(Excerpts from an interface dataset)
______________________________

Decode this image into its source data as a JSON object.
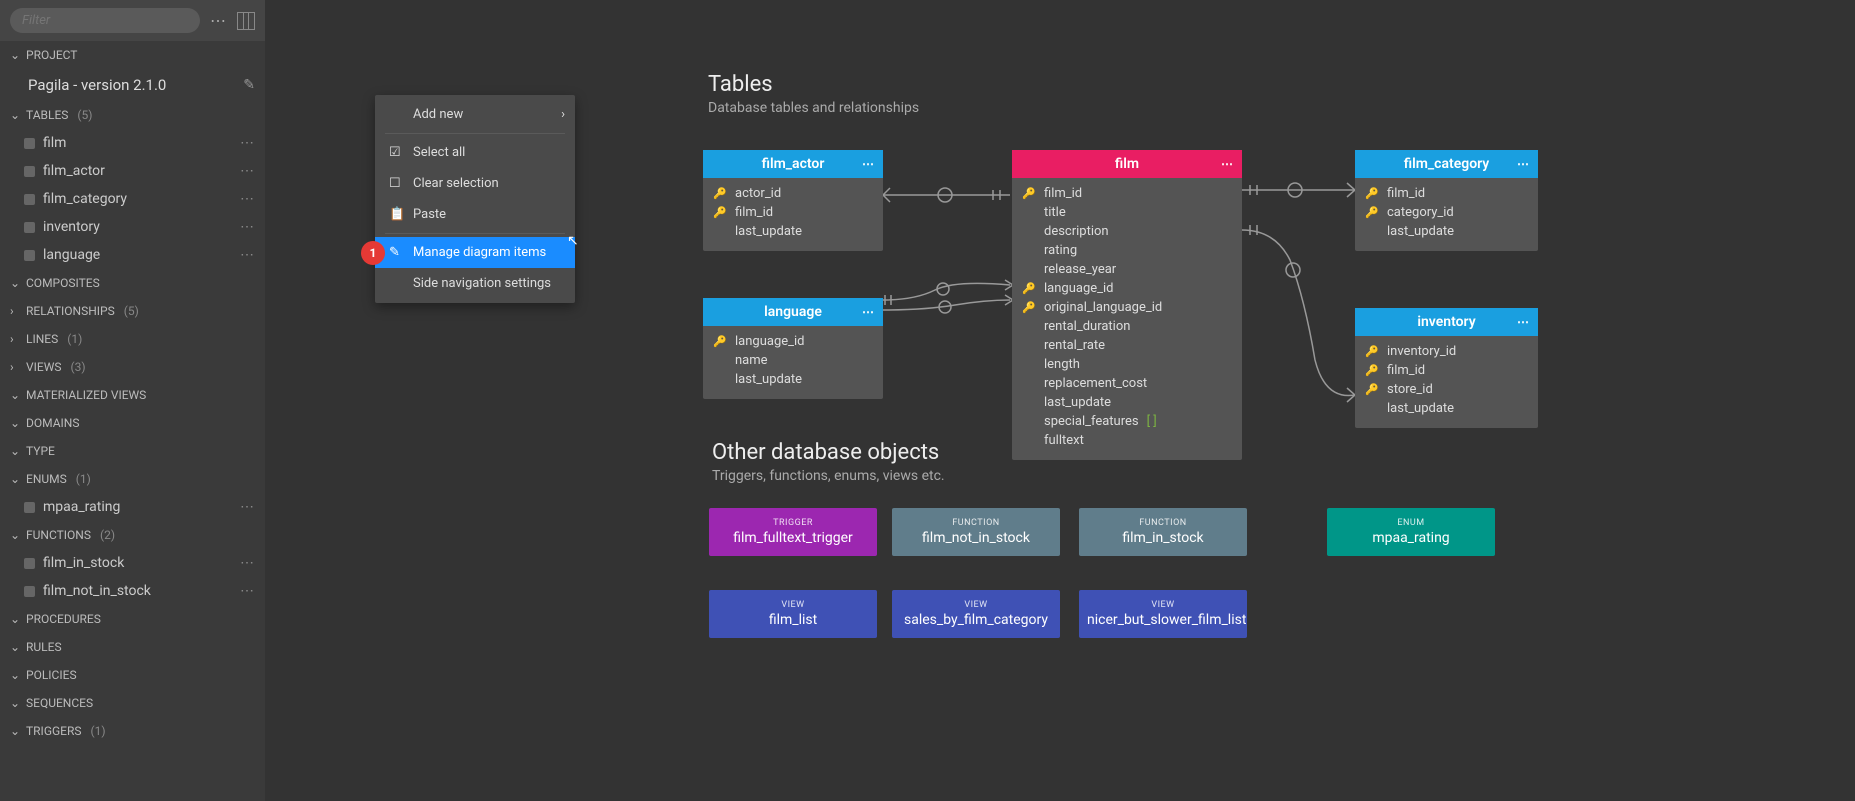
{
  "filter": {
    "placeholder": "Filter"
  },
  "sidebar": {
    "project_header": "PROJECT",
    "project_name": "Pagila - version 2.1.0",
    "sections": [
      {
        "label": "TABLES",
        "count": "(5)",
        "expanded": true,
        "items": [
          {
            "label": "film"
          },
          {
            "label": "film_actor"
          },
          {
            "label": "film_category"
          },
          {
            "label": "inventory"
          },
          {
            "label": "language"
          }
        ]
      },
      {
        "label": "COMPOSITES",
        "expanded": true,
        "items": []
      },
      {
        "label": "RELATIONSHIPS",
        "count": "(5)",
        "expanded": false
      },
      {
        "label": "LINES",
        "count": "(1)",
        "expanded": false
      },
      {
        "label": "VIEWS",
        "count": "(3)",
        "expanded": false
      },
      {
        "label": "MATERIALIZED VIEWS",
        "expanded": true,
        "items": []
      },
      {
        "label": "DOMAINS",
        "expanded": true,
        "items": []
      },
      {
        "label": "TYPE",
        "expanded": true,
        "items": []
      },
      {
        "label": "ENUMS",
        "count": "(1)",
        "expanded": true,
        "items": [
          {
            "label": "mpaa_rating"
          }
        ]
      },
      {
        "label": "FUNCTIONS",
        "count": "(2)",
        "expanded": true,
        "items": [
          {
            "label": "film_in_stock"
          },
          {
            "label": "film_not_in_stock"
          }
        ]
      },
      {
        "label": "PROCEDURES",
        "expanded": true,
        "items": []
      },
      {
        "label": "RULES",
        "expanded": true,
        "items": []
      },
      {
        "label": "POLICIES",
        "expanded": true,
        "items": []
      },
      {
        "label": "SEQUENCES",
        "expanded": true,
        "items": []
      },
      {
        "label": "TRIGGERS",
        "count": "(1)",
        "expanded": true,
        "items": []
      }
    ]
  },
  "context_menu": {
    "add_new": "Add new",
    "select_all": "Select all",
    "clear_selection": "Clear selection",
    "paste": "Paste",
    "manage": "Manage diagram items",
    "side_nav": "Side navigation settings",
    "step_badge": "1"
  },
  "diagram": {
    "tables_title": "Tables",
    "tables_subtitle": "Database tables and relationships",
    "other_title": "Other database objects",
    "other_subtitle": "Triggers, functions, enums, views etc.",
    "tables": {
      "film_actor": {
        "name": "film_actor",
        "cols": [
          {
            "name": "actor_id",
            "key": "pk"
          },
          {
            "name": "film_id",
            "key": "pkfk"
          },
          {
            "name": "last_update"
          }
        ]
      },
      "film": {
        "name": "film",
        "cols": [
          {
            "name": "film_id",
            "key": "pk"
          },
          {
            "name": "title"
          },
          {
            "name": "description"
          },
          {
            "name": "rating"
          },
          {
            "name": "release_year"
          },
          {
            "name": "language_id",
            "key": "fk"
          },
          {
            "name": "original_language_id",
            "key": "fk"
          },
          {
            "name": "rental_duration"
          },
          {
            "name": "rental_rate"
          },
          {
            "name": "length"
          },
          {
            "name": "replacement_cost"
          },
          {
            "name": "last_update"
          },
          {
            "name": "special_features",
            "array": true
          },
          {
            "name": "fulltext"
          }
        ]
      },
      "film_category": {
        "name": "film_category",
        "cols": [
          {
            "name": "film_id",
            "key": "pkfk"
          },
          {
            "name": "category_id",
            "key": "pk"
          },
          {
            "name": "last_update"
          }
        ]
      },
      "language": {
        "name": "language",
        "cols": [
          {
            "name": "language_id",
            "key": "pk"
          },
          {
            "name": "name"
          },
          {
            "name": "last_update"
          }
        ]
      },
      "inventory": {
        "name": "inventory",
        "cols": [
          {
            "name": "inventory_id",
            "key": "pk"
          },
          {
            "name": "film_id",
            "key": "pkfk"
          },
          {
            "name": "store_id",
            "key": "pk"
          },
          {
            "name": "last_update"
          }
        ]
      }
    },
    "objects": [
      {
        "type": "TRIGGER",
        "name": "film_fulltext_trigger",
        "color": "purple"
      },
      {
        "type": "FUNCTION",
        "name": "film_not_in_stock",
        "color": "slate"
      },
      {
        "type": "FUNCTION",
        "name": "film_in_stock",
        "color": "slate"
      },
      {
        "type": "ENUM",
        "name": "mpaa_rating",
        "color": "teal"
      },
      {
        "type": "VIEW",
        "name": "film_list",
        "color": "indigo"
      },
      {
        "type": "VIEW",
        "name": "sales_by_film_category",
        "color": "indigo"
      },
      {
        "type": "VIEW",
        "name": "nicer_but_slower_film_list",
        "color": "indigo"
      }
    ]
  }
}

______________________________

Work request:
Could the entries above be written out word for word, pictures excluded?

Result of the task:
Decode this image into its source data as a JSON object.
{
  "filter": {
    "placeholder": "Filter"
  },
  "sidebar": {
    "project_header": "PROJECT",
    "project_name": "Pagila - version 2.1.0",
    "sections": [
      {
        "label": "TABLES",
        "count": "(5)",
        "expanded": true,
        "items": [
          {
            "label": "film"
          },
          {
            "label": "film_actor"
          },
          {
            "label": "film_category"
          },
          {
            "label": "inventory"
          },
          {
            "label": "language"
          }
        ]
      },
      {
        "label": "COMPOSITES",
        "expanded": true,
        "items": []
      },
      {
        "label": "RELATIONSHIPS",
        "count": "(5)",
        "expanded": false
      },
      {
        "label": "LINES",
        "count": "(1)",
        "expanded": false
      },
      {
        "label": "VIEWS",
        "count": "(3)",
        "expanded": false
      },
      {
        "label": "MATERIALIZED VIEWS",
        "expanded": true,
        "items": []
      },
      {
        "label": "DOMAINS",
        "expanded": true,
        "items": []
      },
      {
        "label": "TYPE",
        "expanded": true,
        "items": []
      },
      {
        "label": "ENUMS",
        "count": "(1)",
        "expanded": true,
        "items": [
          {
            "label": "mpaa_rating"
          }
        ]
      },
      {
        "label": "FUNCTIONS",
        "count": "(2)",
        "expanded": true,
        "items": [
          {
            "label": "film_in_stock"
          },
          {
            "label": "film_not_in_stock"
          }
        ]
      },
      {
        "label": "PROCEDURES",
        "expanded": true,
        "items": []
      },
      {
        "label": "RULES",
        "expanded": true,
        "items": []
      },
      {
        "label": "POLICIES",
        "expanded": true,
        "items": []
      },
      {
        "label": "SEQUENCES",
        "expanded": true,
        "items": []
      },
      {
        "label": "TRIGGERS",
        "count": "(1)",
        "expanded": true,
        "items": []
      }
    ]
  },
  "context_menu": {
    "add_new": "Add new",
    "select_all": "Select all",
    "clear_selection": "Clear selection",
    "paste": "Paste",
    "manage": "Manage diagram items",
    "side_nav": "Side navigation settings",
    "step_badge": "1"
  },
  "diagram": {
    "tables_title": "Tables",
    "tables_subtitle": "Database tables and relationships",
    "other_title": "Other database objects",
    "other_subtitle": "Triggers, functions, enums, views etc.",
    "tables": {
      "film_actor": {
        "name": "film_actor",
        "cols": [
          {
            "name": "actor_id",
            "key": "pk"
          },
          {
            "name": "film_id",
            "key": "pkfk"
          },
          {
            "name": "last_update"
          }
        ]
      },
      "film": {
        "name": "film",
        "cols": [
          {
            "name": "film_id",
            "key": "pk"
          },
          {
            "name": "title"
          },
          {
            "name": "description"
          },
          {
            "name": "rating"
          },
          {
            "name": "release_year"
          },
          {
            "name": "language_id",
            "key": "fk"
          },
          {
            "name": "original_language_id",
            "key": "fk"
          },
          {
            "name": "rental_duration"
          },
          {
            "name": "rental_rate"
          },
          {
            "name": "length"
          },
          {
            "name": "replacement_cost"
          },
          {
            "name": "last_update"
          },
          {
            "name": "special_features",
            "array": true
          },
          {
            "name": "fulltext"
          }
        ]
      },
      "film_category": {
        "name": "film_category",
        "cols": [
          {
            "name": "film_id",
            "key": "pkfk"
          },
          {
            "name": "category_id",
            "key": "pk"
          },
          {
            "name": "last_update"
          }
        ]
      },
      "language": {
        "name": "language",
        "cols": [
          {
            "name": "language_id",
            "key": "pk"
          },
          {
            "name": "name"
          },
          {
            "name": "last_update"
          }
        ]
      },
      "inventory": {
        "name": "inventory",
        "cols": [
          {
            "name": "inventory_id",
            "key": "pk"
          },
          {
            "name": "film_id",
            "key": "pkfk"
          },
          {
            "name": "store_id",
            "key": "pk"
          },
          {
            "name": "last_update"
          }
        ]
      }
    },
    "objects": [
      {
        "type": "TRIGGER",
        "name": "film_fulltext_trigger",
        "color": "purple"
      },
      {
        "type": "FUNCTION",
        "name": "film_not_in_stock",
        "color": "slate"
      },
      {
        "type": "FUNCTION",
        "name": "film_in_stock",
        "color": "slate"
      },
      {
        "type": "ENUM",
        "name": "mpaa_rating",
        "color": "teal"
      },
      {
        "type": "VIEW",
        "name": "film_list",
        "color": "indigo"
      },
      {
        "type": "VIEW",
        "name": "sales_by_film_category",
        "color": "indigo"
      },
      {
        "type": "VIEW",
        "name": "nicer_but_slower_film_list",
        "color": "indigo"
      }
    ]
  }
}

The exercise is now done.